      Thanks, I will.

      Delete
  5. I know what you mean about the sun and youth. My sister still suns herself, and smokes. I really wish she'd stop both, but, she's an adult. That cake looks divine, and wow, butter maple icing? Totally decadent! I hope it works out well for Matt, fingers crossed!

    ReplyDelete
    Replies
    1. I am surprised at your sister Lisa, and anyone else that still does both these days. I gave up smoking around 20 years ago and am so glad I did.

      Yes, does sound decadent and quite a bit of work too. It should be OK for Matt but I will keep everyone posted, thanks.

      Delete
  6. My father was a farmer and suffered many bouts like Matt's. He had to be out in the sun but it was only when he got older that he learned to wear a big floppy hat instead of just a baseball cap. That cake looks really good but I'm too lazy to do all that work.

    ReplyDelete
    Replies
    1. I would imagine a lot of farmers would suffer from skin problems later in life Susan. I know, not sure if I am not too lazy as well.

      Delete
  7. Thankfully I was never much for the sun but I remember my aunt loving it and I always thought her skin looked like a leather purse. You are right, people know much better now but still do it which mystifies me. I hope, next time, you can park closer and it will be warmer.

    ReplyDelete
    Replies
    1. Yeah Birgit, we had a friend in NC who's skin looked like leather too and he used to really get browned. I never heard he had any problems but he was a bit younger t han us.

      Well yes, at least it will be May next time.

      Delete
  8. I had a very deep skin cancer lasered out when I was 39. I haven't had any cut out since then but we live in the skin cancer capital of the world. Luckily, I didn't spend much time as a kid playing sport in the sun. I was in a ballet hall. I rarely expose myself in the sun now but even walking with sunscreen on has given me an obvious tan line from my wrist watch.

    ReplyDelete
    Replies
    1. Sounds nasty Pinky. Glad you haven't had any more problems.
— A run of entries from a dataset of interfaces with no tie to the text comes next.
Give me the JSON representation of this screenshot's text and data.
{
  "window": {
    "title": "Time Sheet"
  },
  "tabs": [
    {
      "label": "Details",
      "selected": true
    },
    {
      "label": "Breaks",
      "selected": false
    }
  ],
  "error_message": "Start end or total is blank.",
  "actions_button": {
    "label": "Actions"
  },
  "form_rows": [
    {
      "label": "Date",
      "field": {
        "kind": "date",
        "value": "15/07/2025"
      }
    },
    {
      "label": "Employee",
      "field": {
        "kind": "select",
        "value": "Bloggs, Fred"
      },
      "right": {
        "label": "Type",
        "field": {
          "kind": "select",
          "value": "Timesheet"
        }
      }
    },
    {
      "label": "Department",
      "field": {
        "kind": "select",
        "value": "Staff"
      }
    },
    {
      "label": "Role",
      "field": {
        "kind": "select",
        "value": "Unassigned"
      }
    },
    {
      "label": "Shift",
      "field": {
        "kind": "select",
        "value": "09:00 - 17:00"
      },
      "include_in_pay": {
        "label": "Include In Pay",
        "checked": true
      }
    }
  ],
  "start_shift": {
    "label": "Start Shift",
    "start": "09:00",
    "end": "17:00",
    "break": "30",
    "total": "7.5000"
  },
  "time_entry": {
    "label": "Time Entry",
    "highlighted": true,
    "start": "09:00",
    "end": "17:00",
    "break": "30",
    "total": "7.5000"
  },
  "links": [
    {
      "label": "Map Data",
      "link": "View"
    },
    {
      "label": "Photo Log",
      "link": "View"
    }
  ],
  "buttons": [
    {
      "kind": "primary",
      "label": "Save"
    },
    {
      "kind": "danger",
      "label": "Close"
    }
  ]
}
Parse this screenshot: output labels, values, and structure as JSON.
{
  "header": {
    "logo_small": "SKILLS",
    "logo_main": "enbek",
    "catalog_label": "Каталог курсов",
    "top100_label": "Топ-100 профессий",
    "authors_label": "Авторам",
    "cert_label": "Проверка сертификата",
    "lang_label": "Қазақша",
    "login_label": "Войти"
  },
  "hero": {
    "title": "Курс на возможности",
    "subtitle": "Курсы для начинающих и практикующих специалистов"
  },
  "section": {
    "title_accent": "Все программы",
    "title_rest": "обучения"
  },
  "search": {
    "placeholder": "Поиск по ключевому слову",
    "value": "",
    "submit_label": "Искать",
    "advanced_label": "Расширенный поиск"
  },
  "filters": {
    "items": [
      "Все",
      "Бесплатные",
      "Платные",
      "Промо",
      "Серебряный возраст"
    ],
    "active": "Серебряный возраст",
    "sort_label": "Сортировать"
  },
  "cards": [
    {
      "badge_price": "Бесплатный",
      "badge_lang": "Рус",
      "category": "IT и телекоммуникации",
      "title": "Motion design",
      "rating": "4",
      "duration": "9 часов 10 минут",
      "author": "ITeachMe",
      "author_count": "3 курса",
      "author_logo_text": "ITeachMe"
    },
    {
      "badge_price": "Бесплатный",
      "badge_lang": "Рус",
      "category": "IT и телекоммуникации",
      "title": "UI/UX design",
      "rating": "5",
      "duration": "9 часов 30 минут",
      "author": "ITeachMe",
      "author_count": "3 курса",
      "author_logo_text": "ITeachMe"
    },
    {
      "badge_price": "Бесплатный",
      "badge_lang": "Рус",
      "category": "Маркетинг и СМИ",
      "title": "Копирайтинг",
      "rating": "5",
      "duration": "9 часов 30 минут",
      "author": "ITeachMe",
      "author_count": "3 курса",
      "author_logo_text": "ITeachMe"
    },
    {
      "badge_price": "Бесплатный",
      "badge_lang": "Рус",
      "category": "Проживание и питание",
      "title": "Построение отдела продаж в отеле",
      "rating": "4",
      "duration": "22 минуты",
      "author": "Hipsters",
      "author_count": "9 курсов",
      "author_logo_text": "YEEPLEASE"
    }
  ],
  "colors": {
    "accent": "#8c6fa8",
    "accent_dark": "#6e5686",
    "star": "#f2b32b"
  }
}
The sun, in moderation, is good for you, moderation is the key of course. It is the best source of Vitamin D but you only need a little sun to get the right amount.

      Delete